Tauranga Art Gallery's popular art bus could be canned and the amount of exhibitions halved because of proposed council funding cuts.

The city council is looking to shave about $17,000 off the gallery's 2014/15 budget by not inflation-proofing the Tauranga City's annual grant which is worth $864,348. This would equate to a 2 per cent cut.

Gallery director Penelope Jackson said the move would leave the gallery with a deficit and force it to look at cutting the popular art bus programme or slashing the level of exhibitions from 15 to just five a year. The art bus had been running since 2007 and took more than 9000 school students each year to the gallery for tours and classes as part of the national curriculum.

Tauranga teachers spoken to by the Bay of Plenty Times said they would be devastated if the art bus was dropped because most schools could not afford to cover the costs of taking classes to the gallery.


Aside from this financial year, the gallery had worked within the same budget for four years despite rising costs such as power and insurance.

"There are some core costs that we simply cannot get away from," Ms Jackson said.

"In February for instance, we had a $10,800 power bill because of the humidity.

"But we can't change that, it is not a cost we can take away.

"If we want to borrow works from Te Papa we have to present a facilities report that tells them about security cameras, staffing, humidity, temperature and, if we do not meet the criteria, then they say no and you exclude a lot of amazing art.

Ms Jackson said if funding cuts continued the gallery would have to look at dropping items such as the art bus, which would save $45,000 a year.

"We could also look at knocking back the amount of exhibitions, to say, five a year.

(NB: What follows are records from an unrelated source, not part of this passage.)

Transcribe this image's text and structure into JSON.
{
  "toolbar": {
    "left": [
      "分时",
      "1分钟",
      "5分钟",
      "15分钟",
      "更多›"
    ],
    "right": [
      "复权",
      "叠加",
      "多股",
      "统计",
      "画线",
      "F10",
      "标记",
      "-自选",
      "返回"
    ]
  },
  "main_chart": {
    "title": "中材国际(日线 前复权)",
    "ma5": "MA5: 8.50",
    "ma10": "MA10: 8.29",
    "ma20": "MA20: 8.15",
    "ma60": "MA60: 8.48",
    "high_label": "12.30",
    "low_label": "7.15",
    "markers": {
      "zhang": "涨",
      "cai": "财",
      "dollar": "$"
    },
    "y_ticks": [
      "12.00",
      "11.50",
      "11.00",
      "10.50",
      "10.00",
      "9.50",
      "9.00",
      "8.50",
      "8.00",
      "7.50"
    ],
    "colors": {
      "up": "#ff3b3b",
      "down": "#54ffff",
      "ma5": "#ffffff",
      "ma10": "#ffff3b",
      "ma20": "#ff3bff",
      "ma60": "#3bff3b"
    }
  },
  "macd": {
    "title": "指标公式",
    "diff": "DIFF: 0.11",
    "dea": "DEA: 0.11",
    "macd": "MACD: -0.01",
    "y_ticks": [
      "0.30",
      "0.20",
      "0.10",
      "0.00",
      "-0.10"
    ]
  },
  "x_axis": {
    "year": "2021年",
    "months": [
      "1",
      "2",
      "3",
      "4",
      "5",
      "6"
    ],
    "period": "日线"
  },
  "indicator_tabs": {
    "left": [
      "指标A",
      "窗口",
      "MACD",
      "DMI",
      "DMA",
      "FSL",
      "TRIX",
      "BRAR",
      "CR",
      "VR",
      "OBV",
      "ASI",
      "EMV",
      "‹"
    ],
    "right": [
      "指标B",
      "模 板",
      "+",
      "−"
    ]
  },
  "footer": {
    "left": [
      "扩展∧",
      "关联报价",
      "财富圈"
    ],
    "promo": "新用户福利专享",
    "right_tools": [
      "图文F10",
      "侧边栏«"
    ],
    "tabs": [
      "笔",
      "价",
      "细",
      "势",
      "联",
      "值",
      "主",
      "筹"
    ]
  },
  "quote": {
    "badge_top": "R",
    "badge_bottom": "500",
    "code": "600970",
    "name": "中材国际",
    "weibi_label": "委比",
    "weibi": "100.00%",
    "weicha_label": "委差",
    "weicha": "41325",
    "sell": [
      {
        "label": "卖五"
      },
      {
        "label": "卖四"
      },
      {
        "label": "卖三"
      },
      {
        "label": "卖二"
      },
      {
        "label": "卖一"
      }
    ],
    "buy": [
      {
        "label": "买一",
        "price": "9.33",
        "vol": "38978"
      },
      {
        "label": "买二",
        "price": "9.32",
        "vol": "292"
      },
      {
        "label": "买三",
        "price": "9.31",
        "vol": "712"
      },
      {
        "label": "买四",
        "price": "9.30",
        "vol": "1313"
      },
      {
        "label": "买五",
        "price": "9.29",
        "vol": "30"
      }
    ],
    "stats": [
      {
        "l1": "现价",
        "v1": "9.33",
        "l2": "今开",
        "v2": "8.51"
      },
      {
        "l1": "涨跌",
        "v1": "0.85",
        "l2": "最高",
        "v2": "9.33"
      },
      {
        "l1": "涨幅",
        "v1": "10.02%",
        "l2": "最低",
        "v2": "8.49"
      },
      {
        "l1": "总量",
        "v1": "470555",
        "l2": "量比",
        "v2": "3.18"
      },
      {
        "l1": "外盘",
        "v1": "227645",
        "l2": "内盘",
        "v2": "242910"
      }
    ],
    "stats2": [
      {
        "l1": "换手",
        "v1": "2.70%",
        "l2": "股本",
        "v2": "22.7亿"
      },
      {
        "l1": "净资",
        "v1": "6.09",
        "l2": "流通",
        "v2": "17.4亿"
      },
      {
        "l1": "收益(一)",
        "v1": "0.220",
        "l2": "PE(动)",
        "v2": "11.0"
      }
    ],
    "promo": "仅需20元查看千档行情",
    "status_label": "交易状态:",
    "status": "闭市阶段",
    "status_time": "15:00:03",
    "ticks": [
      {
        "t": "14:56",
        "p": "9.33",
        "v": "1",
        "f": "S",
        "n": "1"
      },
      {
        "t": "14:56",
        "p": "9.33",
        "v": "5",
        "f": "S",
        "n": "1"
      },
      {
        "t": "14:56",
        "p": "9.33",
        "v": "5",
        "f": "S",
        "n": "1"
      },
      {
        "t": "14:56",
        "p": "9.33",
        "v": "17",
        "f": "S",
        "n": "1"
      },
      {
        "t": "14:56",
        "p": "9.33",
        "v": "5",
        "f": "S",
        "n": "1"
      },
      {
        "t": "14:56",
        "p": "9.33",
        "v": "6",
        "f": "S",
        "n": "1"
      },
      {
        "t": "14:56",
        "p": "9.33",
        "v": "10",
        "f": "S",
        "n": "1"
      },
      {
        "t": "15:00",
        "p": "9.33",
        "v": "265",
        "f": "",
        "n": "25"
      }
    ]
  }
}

"I don't see what else we can do to cope with these cuts."


Councillor Catherine Stewart questioned the financial future of the art gallery at a council meeting on Wednesday after documents showed the gallery forecasted a $18,126 deficit in the 2015/16 financial year.

Ms Jackson told the council the gallery could not "keep abreast" of the core costs without becoming a second-rate institution.

"Our plan is for you to reinstate the inflation or perhaps not get rid of it now," she said.